TASK TO COMPLETE: Filter the records below down to lines containing "content".

----

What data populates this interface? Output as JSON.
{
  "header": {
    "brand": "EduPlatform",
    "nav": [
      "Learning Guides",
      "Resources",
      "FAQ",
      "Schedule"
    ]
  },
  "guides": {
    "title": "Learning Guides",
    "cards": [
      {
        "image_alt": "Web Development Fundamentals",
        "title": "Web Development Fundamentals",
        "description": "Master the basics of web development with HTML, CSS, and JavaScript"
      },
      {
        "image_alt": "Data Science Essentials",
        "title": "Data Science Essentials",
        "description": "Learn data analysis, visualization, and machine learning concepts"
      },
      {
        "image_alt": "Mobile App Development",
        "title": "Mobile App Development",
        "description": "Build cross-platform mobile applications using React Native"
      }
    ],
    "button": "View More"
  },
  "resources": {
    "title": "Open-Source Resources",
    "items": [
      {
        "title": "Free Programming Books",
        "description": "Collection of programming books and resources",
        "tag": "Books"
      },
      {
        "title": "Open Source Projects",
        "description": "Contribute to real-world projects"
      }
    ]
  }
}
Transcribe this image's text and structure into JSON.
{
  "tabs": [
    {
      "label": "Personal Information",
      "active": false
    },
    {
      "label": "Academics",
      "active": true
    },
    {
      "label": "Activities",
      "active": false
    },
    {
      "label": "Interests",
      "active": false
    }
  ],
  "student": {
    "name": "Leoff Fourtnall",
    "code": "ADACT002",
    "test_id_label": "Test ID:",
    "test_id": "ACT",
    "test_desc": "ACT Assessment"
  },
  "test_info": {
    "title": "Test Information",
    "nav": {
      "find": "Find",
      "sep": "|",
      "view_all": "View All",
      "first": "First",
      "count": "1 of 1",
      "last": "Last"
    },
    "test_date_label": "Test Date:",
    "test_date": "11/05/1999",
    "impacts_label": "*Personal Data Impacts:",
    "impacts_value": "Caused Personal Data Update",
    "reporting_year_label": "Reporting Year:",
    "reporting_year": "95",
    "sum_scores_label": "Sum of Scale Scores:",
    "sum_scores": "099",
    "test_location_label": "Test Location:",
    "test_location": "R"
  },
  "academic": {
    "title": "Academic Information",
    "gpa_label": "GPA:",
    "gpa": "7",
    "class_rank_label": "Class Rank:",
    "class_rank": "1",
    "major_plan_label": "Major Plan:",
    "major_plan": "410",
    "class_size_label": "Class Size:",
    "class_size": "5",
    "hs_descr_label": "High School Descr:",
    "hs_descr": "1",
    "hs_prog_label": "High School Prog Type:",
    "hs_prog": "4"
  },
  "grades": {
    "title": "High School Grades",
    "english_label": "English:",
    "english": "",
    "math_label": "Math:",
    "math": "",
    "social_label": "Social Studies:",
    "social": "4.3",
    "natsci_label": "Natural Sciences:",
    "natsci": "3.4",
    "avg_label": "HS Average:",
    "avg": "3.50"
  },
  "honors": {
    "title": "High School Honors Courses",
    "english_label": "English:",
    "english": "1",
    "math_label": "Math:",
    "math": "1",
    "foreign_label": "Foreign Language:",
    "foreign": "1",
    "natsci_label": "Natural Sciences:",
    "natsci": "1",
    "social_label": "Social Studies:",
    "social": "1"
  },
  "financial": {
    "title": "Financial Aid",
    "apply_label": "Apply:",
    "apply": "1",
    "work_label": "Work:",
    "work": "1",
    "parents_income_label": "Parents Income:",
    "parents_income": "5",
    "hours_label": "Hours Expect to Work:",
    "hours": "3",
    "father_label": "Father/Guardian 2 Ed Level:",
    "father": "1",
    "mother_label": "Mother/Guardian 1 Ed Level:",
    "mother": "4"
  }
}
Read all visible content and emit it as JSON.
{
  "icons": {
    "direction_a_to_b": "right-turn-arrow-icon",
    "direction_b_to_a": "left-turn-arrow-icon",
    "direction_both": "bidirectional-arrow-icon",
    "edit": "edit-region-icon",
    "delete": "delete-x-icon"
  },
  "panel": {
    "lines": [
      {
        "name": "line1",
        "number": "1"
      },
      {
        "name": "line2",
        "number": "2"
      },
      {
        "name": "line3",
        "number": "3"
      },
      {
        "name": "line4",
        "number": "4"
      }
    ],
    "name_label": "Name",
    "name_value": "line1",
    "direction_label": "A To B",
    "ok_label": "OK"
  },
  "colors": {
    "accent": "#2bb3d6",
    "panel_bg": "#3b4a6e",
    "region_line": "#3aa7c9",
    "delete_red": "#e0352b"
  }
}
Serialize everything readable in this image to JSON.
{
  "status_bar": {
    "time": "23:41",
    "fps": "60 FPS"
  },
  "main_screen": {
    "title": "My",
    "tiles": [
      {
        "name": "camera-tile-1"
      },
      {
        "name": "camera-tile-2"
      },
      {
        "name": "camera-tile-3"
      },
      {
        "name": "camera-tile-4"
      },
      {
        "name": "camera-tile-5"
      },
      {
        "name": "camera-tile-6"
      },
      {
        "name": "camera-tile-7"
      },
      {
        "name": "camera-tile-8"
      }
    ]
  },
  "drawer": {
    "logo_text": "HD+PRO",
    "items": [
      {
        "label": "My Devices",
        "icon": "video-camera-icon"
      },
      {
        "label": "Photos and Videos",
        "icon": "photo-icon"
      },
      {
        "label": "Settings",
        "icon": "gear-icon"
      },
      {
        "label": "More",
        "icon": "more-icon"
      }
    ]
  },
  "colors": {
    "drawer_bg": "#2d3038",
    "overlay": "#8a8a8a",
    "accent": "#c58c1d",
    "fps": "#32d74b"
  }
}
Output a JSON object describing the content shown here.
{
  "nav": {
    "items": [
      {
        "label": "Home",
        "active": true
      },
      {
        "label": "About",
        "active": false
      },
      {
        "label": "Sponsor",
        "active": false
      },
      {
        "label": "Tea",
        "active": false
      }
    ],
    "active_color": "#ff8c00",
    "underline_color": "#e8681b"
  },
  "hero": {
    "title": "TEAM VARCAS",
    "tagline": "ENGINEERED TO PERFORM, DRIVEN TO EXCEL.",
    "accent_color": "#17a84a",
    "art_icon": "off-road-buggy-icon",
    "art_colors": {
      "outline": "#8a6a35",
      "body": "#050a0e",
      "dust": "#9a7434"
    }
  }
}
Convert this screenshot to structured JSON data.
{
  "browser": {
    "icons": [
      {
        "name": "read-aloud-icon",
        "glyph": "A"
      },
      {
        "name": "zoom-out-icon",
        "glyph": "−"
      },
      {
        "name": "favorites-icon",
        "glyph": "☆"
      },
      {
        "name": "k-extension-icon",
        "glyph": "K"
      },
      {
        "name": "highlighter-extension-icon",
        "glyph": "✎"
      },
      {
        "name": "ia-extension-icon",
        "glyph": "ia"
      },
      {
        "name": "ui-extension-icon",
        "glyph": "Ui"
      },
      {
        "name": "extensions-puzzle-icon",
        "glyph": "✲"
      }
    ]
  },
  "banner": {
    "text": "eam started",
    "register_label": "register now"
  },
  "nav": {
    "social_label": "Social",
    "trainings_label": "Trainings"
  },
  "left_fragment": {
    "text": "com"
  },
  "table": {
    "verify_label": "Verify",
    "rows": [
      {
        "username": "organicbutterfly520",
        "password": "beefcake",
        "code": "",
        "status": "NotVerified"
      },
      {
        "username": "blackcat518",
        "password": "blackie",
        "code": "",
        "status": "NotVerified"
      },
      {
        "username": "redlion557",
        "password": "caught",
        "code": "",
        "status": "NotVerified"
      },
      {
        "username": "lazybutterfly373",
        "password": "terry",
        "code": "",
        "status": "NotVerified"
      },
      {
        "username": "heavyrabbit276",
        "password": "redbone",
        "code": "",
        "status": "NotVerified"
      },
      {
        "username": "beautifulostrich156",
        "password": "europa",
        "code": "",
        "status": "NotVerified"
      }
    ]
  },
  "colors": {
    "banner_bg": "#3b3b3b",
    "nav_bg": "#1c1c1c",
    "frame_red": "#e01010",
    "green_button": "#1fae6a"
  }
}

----

SOLVED PROBLEM:
Read all visible content and emit it as JSON.
Output a JSON object describing the content shown here.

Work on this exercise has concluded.